> **What is needed**: Where the word "chevron" appears in a line of the entries below, count that line and give the total alone.

[Items listed in a dataset]
==========
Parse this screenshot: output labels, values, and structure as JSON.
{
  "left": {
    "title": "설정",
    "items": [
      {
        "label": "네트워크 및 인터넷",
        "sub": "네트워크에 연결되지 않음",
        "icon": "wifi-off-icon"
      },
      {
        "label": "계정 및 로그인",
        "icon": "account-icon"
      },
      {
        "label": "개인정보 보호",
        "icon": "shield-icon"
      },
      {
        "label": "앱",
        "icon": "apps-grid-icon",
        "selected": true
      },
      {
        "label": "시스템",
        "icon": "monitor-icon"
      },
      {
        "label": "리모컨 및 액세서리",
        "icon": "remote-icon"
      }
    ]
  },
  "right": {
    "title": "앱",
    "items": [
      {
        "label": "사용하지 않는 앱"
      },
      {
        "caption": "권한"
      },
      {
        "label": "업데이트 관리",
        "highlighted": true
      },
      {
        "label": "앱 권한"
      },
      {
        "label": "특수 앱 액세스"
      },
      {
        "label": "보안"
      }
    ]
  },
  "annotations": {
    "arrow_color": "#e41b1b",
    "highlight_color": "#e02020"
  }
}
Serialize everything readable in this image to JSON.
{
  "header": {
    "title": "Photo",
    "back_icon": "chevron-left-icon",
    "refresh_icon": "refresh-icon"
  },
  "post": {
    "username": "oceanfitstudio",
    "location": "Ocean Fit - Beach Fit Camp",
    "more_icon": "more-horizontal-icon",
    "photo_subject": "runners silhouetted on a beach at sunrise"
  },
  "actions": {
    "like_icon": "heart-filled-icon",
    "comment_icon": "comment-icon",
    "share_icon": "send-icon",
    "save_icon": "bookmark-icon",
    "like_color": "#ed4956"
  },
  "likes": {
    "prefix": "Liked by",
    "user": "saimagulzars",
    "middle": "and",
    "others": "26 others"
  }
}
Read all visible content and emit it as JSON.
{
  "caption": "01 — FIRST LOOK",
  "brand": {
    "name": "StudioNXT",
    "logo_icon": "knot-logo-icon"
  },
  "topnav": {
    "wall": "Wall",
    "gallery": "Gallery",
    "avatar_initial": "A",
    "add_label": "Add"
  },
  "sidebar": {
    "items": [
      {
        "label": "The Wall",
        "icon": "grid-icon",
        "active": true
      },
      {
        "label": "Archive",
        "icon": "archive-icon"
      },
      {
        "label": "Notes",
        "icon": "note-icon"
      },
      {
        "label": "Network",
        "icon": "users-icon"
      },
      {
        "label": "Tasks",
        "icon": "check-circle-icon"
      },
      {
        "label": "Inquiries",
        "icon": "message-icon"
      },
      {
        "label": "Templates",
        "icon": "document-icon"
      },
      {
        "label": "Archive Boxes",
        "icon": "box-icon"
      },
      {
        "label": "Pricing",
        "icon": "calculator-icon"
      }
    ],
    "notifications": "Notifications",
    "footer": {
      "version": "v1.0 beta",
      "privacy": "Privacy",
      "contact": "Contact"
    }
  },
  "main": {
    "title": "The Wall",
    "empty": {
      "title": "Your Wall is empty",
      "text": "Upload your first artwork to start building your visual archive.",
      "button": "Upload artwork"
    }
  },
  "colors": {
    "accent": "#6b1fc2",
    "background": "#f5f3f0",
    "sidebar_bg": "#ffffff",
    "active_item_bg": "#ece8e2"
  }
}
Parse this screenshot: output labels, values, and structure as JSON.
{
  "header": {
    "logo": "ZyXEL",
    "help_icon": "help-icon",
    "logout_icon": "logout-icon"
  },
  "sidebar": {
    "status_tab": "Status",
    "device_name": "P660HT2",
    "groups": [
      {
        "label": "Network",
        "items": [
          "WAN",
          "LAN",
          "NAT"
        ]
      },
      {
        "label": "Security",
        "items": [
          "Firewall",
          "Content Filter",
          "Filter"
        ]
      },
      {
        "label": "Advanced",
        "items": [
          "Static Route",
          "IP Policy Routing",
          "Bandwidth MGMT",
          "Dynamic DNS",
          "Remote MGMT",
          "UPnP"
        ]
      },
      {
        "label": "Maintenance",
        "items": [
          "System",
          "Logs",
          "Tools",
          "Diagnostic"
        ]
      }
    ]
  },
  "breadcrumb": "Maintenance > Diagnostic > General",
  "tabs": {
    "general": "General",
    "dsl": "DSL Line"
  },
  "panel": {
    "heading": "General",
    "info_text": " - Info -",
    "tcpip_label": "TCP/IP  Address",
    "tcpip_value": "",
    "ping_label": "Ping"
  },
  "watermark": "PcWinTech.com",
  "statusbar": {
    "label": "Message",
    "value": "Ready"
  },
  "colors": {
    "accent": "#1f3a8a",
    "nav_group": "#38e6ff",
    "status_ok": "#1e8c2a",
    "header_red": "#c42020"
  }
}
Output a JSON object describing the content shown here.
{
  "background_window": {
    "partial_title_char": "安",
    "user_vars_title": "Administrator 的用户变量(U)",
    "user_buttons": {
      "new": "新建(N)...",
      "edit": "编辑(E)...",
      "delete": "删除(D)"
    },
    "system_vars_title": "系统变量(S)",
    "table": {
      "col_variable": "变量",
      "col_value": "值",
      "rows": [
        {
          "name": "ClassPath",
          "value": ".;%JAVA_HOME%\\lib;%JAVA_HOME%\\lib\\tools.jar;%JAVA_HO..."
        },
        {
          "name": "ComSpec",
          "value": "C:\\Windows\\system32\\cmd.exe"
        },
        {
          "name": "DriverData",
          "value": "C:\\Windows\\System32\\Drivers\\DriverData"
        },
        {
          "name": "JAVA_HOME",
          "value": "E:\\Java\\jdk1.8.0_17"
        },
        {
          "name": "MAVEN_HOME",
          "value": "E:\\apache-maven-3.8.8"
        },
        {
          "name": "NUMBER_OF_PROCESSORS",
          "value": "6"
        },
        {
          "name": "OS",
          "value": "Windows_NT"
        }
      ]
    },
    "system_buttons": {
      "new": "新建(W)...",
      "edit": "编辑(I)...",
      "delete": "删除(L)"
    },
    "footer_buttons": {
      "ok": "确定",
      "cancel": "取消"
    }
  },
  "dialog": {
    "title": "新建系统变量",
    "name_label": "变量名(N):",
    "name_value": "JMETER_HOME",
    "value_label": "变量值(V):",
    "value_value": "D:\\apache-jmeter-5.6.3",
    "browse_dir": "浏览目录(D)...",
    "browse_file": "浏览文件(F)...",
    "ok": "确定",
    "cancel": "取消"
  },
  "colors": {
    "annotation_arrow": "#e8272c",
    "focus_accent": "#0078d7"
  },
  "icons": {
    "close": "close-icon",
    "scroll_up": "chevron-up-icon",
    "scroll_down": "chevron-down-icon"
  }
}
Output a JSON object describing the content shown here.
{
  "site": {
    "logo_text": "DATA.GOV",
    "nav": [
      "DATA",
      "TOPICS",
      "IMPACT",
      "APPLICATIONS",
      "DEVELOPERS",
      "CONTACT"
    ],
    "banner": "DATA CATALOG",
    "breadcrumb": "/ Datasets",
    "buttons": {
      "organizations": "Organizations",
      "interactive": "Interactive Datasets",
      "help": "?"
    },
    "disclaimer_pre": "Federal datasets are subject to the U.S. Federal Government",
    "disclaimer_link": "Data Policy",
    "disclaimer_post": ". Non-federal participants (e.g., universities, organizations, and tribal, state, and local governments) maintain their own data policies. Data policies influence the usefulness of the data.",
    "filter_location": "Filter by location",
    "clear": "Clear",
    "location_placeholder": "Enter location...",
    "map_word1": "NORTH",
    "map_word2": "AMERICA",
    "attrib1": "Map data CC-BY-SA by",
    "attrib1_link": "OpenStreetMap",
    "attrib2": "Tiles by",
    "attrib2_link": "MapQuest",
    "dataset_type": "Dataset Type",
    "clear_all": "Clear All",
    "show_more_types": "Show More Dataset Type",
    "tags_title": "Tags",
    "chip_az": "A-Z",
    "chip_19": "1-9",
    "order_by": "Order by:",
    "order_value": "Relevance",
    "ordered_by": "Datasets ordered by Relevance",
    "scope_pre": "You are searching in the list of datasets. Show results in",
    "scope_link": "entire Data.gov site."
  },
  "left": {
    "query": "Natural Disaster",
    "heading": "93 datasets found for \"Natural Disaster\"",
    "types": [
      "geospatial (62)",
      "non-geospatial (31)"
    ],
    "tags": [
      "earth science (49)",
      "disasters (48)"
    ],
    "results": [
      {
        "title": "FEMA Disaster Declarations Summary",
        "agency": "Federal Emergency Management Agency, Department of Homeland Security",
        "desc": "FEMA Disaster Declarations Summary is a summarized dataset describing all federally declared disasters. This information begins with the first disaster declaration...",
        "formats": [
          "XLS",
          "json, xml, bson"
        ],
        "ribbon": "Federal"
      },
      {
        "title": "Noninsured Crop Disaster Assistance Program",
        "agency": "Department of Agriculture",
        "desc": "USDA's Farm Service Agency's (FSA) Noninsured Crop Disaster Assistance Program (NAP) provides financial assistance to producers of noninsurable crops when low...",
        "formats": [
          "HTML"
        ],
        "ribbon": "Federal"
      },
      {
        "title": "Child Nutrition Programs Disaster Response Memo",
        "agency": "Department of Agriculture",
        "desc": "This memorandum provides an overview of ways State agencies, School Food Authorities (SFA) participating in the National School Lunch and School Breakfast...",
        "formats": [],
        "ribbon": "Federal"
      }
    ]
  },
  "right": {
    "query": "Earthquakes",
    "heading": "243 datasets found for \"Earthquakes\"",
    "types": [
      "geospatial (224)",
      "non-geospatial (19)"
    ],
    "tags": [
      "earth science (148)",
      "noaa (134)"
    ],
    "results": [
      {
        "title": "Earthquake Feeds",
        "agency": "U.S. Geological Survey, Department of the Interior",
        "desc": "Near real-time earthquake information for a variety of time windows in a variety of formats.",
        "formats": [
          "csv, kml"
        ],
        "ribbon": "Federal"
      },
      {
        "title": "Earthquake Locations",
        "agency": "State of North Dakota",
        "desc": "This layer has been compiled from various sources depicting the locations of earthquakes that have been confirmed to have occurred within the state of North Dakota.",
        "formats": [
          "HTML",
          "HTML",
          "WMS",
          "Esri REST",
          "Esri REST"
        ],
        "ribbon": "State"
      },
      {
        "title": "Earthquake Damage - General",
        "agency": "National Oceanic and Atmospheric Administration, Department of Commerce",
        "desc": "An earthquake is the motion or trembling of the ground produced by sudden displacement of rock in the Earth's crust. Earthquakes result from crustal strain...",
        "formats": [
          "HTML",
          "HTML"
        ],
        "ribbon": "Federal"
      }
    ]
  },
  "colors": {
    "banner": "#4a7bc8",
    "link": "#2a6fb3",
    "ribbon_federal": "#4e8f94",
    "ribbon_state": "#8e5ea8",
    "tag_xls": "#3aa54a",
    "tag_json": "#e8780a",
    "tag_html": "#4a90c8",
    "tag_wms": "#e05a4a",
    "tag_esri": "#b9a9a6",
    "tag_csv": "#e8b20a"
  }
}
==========
> **Task solution**: 3